What have we learnt from living life in quarantine? How will the fitness industry fare in a post-lockdown world? How will the public interact with fitness offerings after experiencing months without fitness venues? Will home workouts reign supreme above in-person classes and gym sessions?
And how do we answer these questions? By speaking to passionate health and fitness industry experts with huge insight when it comes to home workouts and online fitness classes. In the first of a new series of Move interviews, we spoke to Anthony Vennare to glean all his learnings at Fiit.
The MoveGB Interview - with Anthony Vennare of Fitt
Anthony, along with his brother Joe, is the founder of Fitt, a local discovery platform that connects users to healthy experiences across 30 cities in the US, Canada, UK, and Australia. The brothers are also founders of the excellent Fitt Insider, industry coverage that provides decision-makers with insights and analysis on the business of fitness and wellness.
We spoke to Anthony to get a transatlantic take on Covid, home fitness and the effects on the health, fitness and wellness industries...
Hey there Anthony. Thanks so much for making some time to speak to us. It seems like the world has jumped forward five years in terms of tech adoption since Cv-19 struck. How do you think the world is reacting to the idea of online fitness classes in particular?
I think consumers are loving the digital workouts and classes but miss the in-person connection and community that comes with it. Also, the need for equipment and space is a big issue for some.

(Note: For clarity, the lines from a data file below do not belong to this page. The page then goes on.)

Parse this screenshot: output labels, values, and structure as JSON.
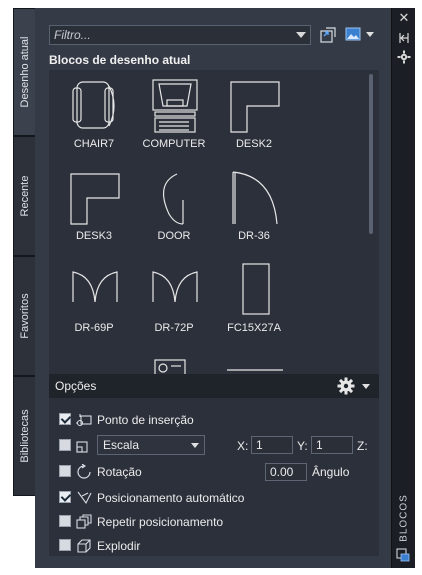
{
  "window": {
    "close_glyph": "✕",
    "vertical_title": "BLOCOS"
  },
  "tabs": [
    {
      "label": "Desenho atual",
      "active": true
    },
    {
      "label": "Recente",
      "active": false
    },
    {
      "label": "Favoritos",
      "active": false
    },
    {
      "label": "Bibliotecas",
      "active": false
    }
  ],
  "toolbar": {
    "filter_placeholder": "Filtro...",
    "icons": [
      "import-block-icon",
      "view-mode-icon"
    ]
  },
  "blocks_section": {
    "title": "Blocos de desenho atual",
    "items": [
      {
        "label": "CHAIR7",
        "icon": "chair-icon"
      },
      {
        "label": "COMPUTER",
        "icon": "computer-icon"
      },
      {
        "label": "DESK2",
        "icon": "desk2-icon"
      },
      {
        "label": "DESK3",
        "icon": "desk3-icon"
      },
      {
        "label": "DOOR",
        "icon": "door-icon"
      },
      {
        "label": "DR-36",
        "icon": "dr36-icon"
      },
      {
        "label": "DR-69P",
        "icon": "dr69p-icon"
      },
      {
        "label": "DR-72P",
        "icon": "dr72p-icon"
      },
      {
        "label": "FC15X27A",
        "icon": "fc15x27a-icon"
      }
    ]
  },
  "options": {
    "title": "Opções",
    "insertion_point": {
      "label": "Ponto de inserção",
      "checked": true
    },
    "scale": {
      "selected": "Escala",
      "checked": false
    },
    "x_label": "X:",
    "x_value": "1",
    "y_label": "Y:",
    "y_value": "1",
    "z_label": "Z:",
    "rotation": {
      "label": "Rotação",
      "checked": false
    },
    "angle_value": "0.00",
    "angle_label": "Ângulo",
    "auto_placement": {
      "label": "Posicionamento automático",
      "checked": true
    },
    "repeat_placement": {
      "label": "Repetir posicionamento",
      "checked": false
    },
    "explode": {
      "label": "Explodir",
      "checked": false
    }
  },
  "colors": {
    "panel_bg": "#353b46",
    "inner_bg": "#2b303a",
    "text": "#ececec"
  }
}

What's your take on how the health & fitness industry as a whole (i.e. not just the digital-first brands) has reacted so far? Any differences you have seen between territories/countries?
The industry generally has really stepped up during this time, but I think for studios and instructors it's been challenging. While many have adapted by offering live classes, some just don't have the business model behind those online offerings yet, especially when compared to dedicated at-home digital fitness brands, programs, apps and content providers.

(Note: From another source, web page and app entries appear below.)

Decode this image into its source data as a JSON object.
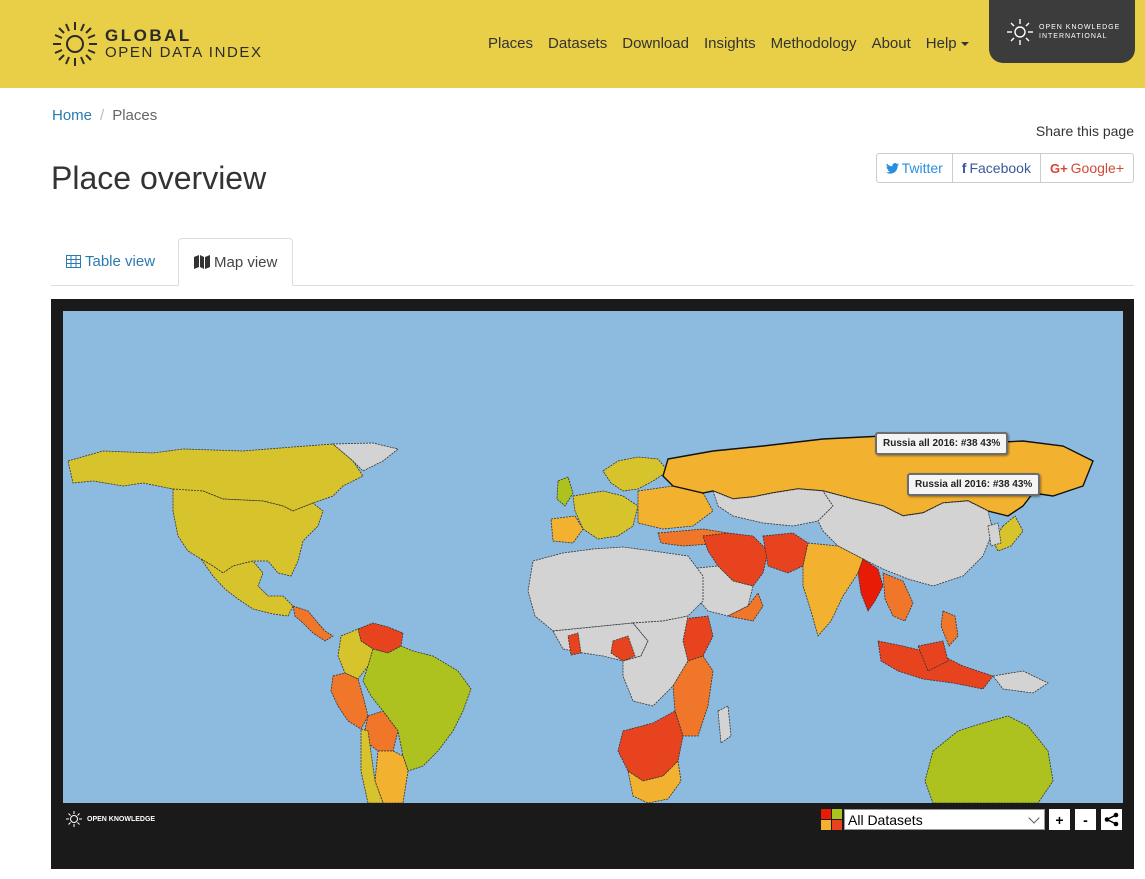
{
  "brand": {
    "line1": "GLOBAL",
    "line2": "OPEN DATA INDEX"
  },
  "nav": {
    "items": [
      {
        "label": "Places"
      },
      {
        "label": "Datasets"
      },
      {
        "label": "Download"
      },
      {
        "label": "Insights"
      },
      {
        "label": "Methodology"
      },
      {
        "label": "About"
      },
      {
        "label": "Help"
      }
    ]
  },
  "okfn": {
    "line1": "OPEN KNOWLEDGE",
    "line2": "INTERNATIONAL"
  },
  "breadcrumb": {
    "home": "Home",
    "separator": "/",
    "current": "Places"
  },
  "page": {
    "title": "Place overview"
  },
  "share": {
    "label": "Share this page",
    "twitter": "Twitter",
    "facebook": "Facebook",
    "google": "Google+"
  },
  "tabs": {
    "table": "Table view",
    "map": "Map view",
    "active": "map"
  },
  "map": {
    "tooltips": [
      "Russia all 2016: #38 43%",
      "Russia all 2016: #38 43%"
    ],
    "footer_logo": "OPEN KNOWLEDGE",
    "dataset_select": "All Datasets",
    "zoom_in": "+",
    "zoom_out": "-",
    "colors": {
      "ocean": "#8dbbe0",
      "no_data": "#d3d3d3",
      "high": "#adc21e",
      "mid_high": "#d7c42d",
      "mid": "#f2b230",
      "low_mid": "#f0772a",
      "low": "#e8431f",
      "lowest": "#e81b06"
    }
  }
}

Talk us through your thoughts as you realised the full consequences of the pandemic as it became clear. What actions did you take for your own business?
We have family in Italy so we got an inside look at what this could become in the US. With that we took steps to cut costs and evaluate with our investors and partners. After that it was a matter of trying to continue to add value to the audience we already have, which meant putting out content around home fitness and other activities that were safe in terms of social distancing.

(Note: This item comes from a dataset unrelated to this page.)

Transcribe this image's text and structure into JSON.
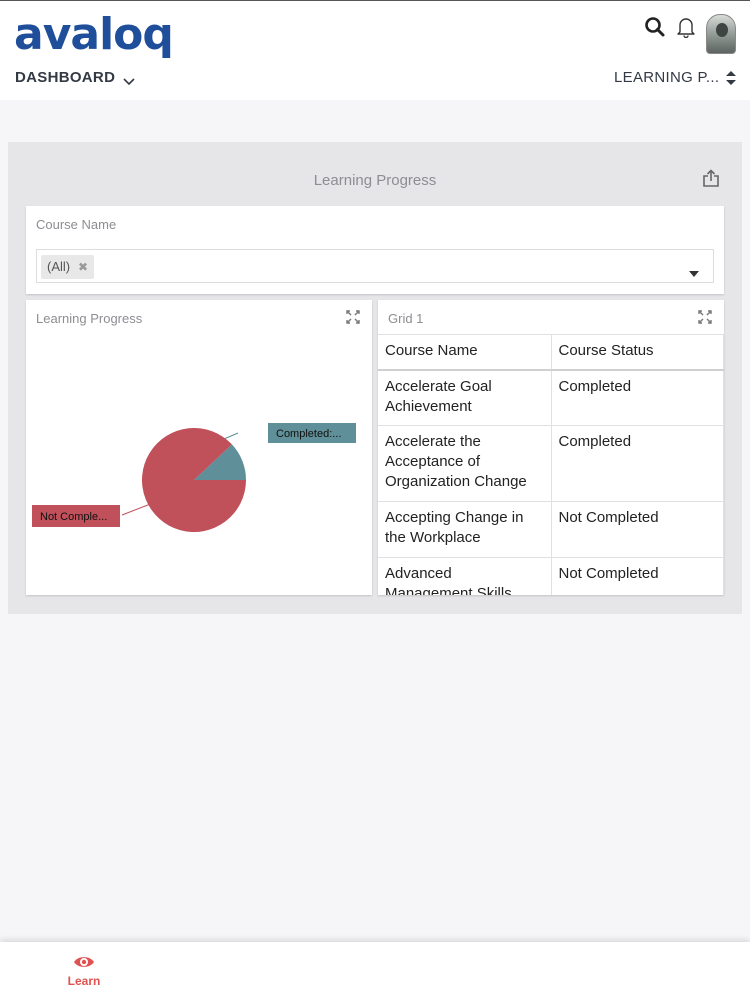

It was a trying time for our team because most of our business is about adding local value and driving consumers to in-person activities in gyms in their city, but we were able to adapt.
How do you envisage fitness regimes changing as we enter a 'new normal' and ‘ease out’ of lockdown? What will stick and what will be discarded? Opinion seems divided on this with some suggesting more ‘blended’ (digital-physical) regimes will become the norm but others (perhaps more so in the traditional marketing community) maintain we will revert back at the earliest opportunity…
We think that outdoor fitness classes, activities, meet-ups, runs groups, etc will see a huge spike and digital will continue to play a huge role in consumers’ fitness going forward.
I don't know if things will ever get back to what was considered normal due to some gyms and studios having to close and other consumers just adapting how they operate day to day when it comes to fitness.
Are you noticing any particular trends emerging in customer preferences? Any activities becoming more popular as a result?
On our platform we saw a spike of 40+ % for outdoor content - meaning trail-biking, running, outdoor activities - and I think that is going to become more and more popular over time. And the outdoor fitness classes and meet ups.
I also think that a move back to what we call ‘minimalist fitness’ - meaning bodyweight, kettlebell and dumbbells, versus connected fitness equipment, is coming.
Do on-demand classes suit a different customer type than live-streamed classes? How so (if so)?
Yes live-streamed classes offer some level of interaction and engagement that on-demand doesn't, but on-demand can be done any time making it more useful for most consumers. I think a mix of both is needed for businesses to survive long term.
What advantages will at-home fitness have over in-location/IRL going forward? Will the two parts of the industry have to work more closely together?
At-home fitness has an obvious advantage being that it's technically safer, easier to access and can be done any time. Especially when you think about in-person fitness being built around people's work schedules.
Going to the gym before and after work in the larger cities is now going to change if work from home continues.
Should operators be happy with ‘off the shelf’ or ‘ready-made’ streaming platforms like IGTV or Zoom? What are the risks if they do adopt those?
They truly can't be happy with those offerings because there's no business model behind them, they have to have some type of customized version that lets them charge for their time and I also think that live-streaming has to be partnered with on-demand
Give us three words that sum up the near future for health and fitness:
Accessible, affordable, outside!
Only time will tell how various businesses will adapt going forwards, but we can safely say that 2020 has flipped how we workout on its head. How have these uncertain times affected how you see your business going forwards in a post-lockdown world?
Stay tuned for more expert interviews on the Move blog...